The games could even link up somewhat; playing through one game gave you a code to start the second game with, carrying over some equipment and allowing you access to even more powerful items than you could obtain normally. There was also a "True Ending," involving a final dungeon and a fight against Ganon to save Princess Zelda, a first for a handheld Zelda game.
Each game had a completely different world, and completely different dungeons and core mechanic. Seasons was more puzzle heavy, and changing the seasons changed the world around you. Ages was more of an adventure game, involving time travel elements to affect the past and future. Keeping the simple sprites and gameplay of Link’s Awakening worked very well in its favor; crafting the games around those aspects resulted in a pair of excellent additions to the Zelda franchise.
Mario Kart: Super Circuit – Game Boy Advance
The Mario Kart series is one of the few video game series where every iteration is fantastic. Whether you prefer one over the other, it’s basically like choosing a cake at a bakery. They’re all good, just depends on you’re personally tastes.
Super Circuit was released fairly early in the GBA life cycle, and was a mixture of the original Super Mario Kart and Mario Kart 64. The coin collecting of SMK returned, mixing it with the driving style of MK64 on a new batch of tracks — some of the best in the MK series to date — along with all the tracks from SMK. You may know some of its original tracks from MK DS and MK Wii, like Shy Guy Beach, Sky Garden, and a couple of the Bowser’s Castle tracks.

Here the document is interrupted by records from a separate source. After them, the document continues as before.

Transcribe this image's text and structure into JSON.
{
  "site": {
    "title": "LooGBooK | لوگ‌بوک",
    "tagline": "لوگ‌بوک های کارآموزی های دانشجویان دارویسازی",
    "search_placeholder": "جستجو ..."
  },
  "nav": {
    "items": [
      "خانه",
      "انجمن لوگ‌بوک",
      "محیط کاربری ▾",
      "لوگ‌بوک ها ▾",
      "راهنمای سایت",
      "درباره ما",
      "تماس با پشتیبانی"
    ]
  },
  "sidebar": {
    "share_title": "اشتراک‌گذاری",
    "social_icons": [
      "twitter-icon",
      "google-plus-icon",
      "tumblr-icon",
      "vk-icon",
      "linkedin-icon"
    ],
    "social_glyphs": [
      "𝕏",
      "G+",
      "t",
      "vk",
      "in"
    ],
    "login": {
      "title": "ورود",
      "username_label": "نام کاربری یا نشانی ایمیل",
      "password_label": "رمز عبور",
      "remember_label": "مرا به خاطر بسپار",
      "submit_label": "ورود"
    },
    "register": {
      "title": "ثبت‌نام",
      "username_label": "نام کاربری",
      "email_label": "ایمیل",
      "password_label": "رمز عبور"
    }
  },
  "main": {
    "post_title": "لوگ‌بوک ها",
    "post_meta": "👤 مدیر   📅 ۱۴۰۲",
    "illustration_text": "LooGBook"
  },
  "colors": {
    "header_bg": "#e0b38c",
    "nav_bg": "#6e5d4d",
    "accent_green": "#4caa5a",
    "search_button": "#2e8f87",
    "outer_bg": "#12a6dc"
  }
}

Some features from the game have made it into other games in the series. The star rank system in later MK games originated here, as did the secret turbo activated by drifting for a period of time rather then wiggling the stick.
Although a very good game, it did not penetrate the GBA install base very well, only selling 3 millions copies for such a big-name game. Its legacy still lives on though, with the retro tracks in new MK games.
Star Wars Episode 1: Racer – Nintendo 64
Some people argue that the best part of Phantom Menace was the pod racing. While it’s definitely one of the highlights if nothing else, the game based on it was the best video game adaptation to do with the film bar none.
The game took what little was mentioned or shown in the movie (Anakin being the only human pilot, racing on Malastare, the racers themselves, etc.), and made it into a fully fledged racing game in its own right. A huge variety of levels, each with numerous secrets, complimented the upgrade and damage systems. For the time, the graphics were fantastic, and even without the expansion pak the tracks were full of background detail, something F-Zero X couldn’t manage.
It was, however, pretty hard. And being released in a period where the N64 was all but dead didn’t help its sales either. However, it is definitely one of the better Star Wars games around, up there with the X-Wing series, Battlefront, and Lego Star Wars.